The question to me is not whether you should have avant reedist Peter Brotzmann‘s music in your collection. If you embrace avant “free” jazz, you no doubt should. The question then is how many. For the completest who already has 50 or so, there is no issue since you want it all. For those with only a few, selection becomes important. The second release of the Peter Brotzmann trio of Peter on tenor, alto, b-flat clarinet and taragoto, John Edwards on double bass, and Steve Noble on drums has been out for a little while: that is, Soul Food Available (Clean Feed 316). It was recorded live at the Ljubljana Jazz Festival in 2013.
If you don’t know, Peter Brotzmann burst on the scene in Europe in the late sixties as someone who had listened to and internalized the torrents of tenor sounds that Albert Ayler made so originally and vibrantly in his lifetime. Brotzmann created an equally torrential expression that related to Ayler but branched off into his own realm.
He has been at it ever since, an indefatigable expressionist who can be relied upon to produce energy music of a high level in ever-varying playing contexts.
For the Ljubljana set he brings in a trio where he is often very out front. Edwards and Noble provide the sympathetic, energized openness that is much needed to motivate Brotzmann to speak torrents. They both have the torque and imagination to bring the free moments to vibrant life.
Brotzmann responds with fanfarish high scaling, of course especially on the tenor but also in a varied way on alto, clarinet and taragoto.

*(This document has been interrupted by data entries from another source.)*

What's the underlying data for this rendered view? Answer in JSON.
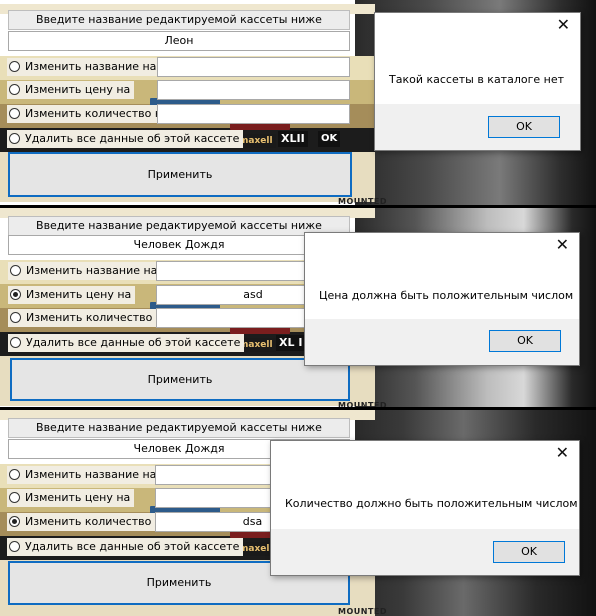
{
  "form": {
    "header_label": "Введите название редактируемой кассеты ниже",
    "apply_label": "Применить",
    "options": [
      "Изменить название на",
      "Изменить цену на",
      "Изменить количество на",
      "Удалить все данные об этой кассете"
    ]
  },
  "background": {
    "tags": [
      "MOUNTED",
      "maxell",
      "XLII",
      "XL I",
      "OK"
    ]
  },
  "panels": [
    {
      "cassette_name": "Леон",
      "selected_option": null,
      "price_value": "",
      "quantity_value": "",
      "dialog": {
        "message": "Такой кассеты в каталоге нет",
        "ok_label": "OK",
        "close": "✕"
      }
    },
    {
      "cassette_name": "Человек Дождя",
      "selected_option": 1,
      "price_value": "asd",
      "quantity_value": "",
      "dialog": {
        "message": "Цена должна быть положительным числом",
        "ok_label": "OK",
        "close": "✕"
      }
    },
    {
      "cassette_name": "Человек Дождя",
      "selected_option": 2,
      "price_value": "",
      "quantity_value": "dsa",
      "dialog": {
        "message": "Количество должно быть положительным числом",
        "ok_label": "OK",
        "close": "✕"
      }
    }
  ]
}
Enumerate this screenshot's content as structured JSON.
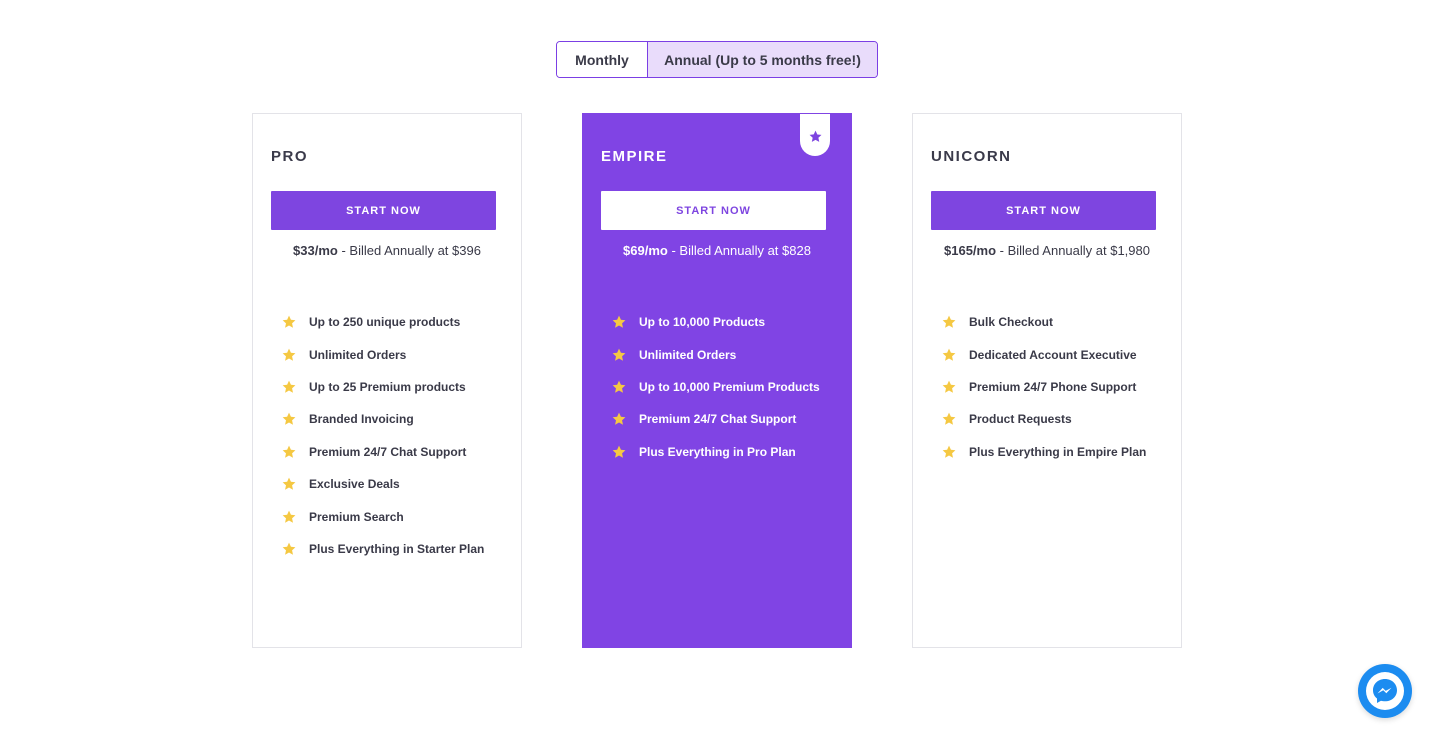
{
  "billing_toggle": {
    "monthly_label": "Monthly",
    "annual_label": "Annual (Up to 5 months free!)",
    "selected": "annual"
  },
  "plans": [
    {
      "name": "PRO",
      "cta": "START NOW",
      "price": "$33/mo",
      "billing": " - Billed Annually at $396",
      "features": [
        "Up to 250 unique products",
        "Unlimited Orders",
        "Up to 25 Premium products",
        "Branded Invoicing",
        "Premium 24/7 Chat Support",
        "Exclusive Deals",
        "Premium Search",
        "Plus Everything in Starter Plan"
      ]
    },
    {
      "name": "EMPIRE",
      "cta": "START NOW",
      "price": "$69/mo",
      "billing": " - Billed Annually at $828",
      "featured": true,
      "features": [
        "Up to 10,000 Products",
        "Unlimited Orders",
        "Up to 10,000 Premium Products",
        "Premium 24/7 Chat Support",
        "Plus Everything in Pro Plan"
      ]
    },
    {
      "name": "UNICORN",
      "cta": "START NOW",
      "price": "$165/mo",
      "billing": " - Billed Annually at $1,980",
      "features": [
        "Bulk Checkout",
        "Dedicated Account Executive",
        "Premium 24/7 Phone Support",
        "Product Requests",
        "Plus Everything in Empire Plan"
      ]
    }
  ],
  "icons": {
    "feature_bullet": "star-icon",
    "featured_badge": "star-icon",
    "chat_widget": "messenger-icon"
  },
  "colors": {
    "accent": "#7e45e0",
    "featured_card": "#8044e4",
    "star": "#f5c842",
    "toggle_selected_bg": "#e9dcfb",
    "messenger": "#1c8cf0"
  }
}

It is an excellent full-length example of the raucous yet considered sound of Brotzmann in full bloom in this, his later period. So if you don’t have any or much of him in a small group setting later on, this one fills that gap very well. It is excitingly uncompromising total freedom. And it blazes through the heavens like, I suppose, a meteor.
So this would be a good addition to your avant collection if you don’t have enough of him as he plays today. If you don’t know him at all, this isn’t a bad place to start. If it does not offer huge surprises, it captures Peter in fine form with an excellent trio. Enough said.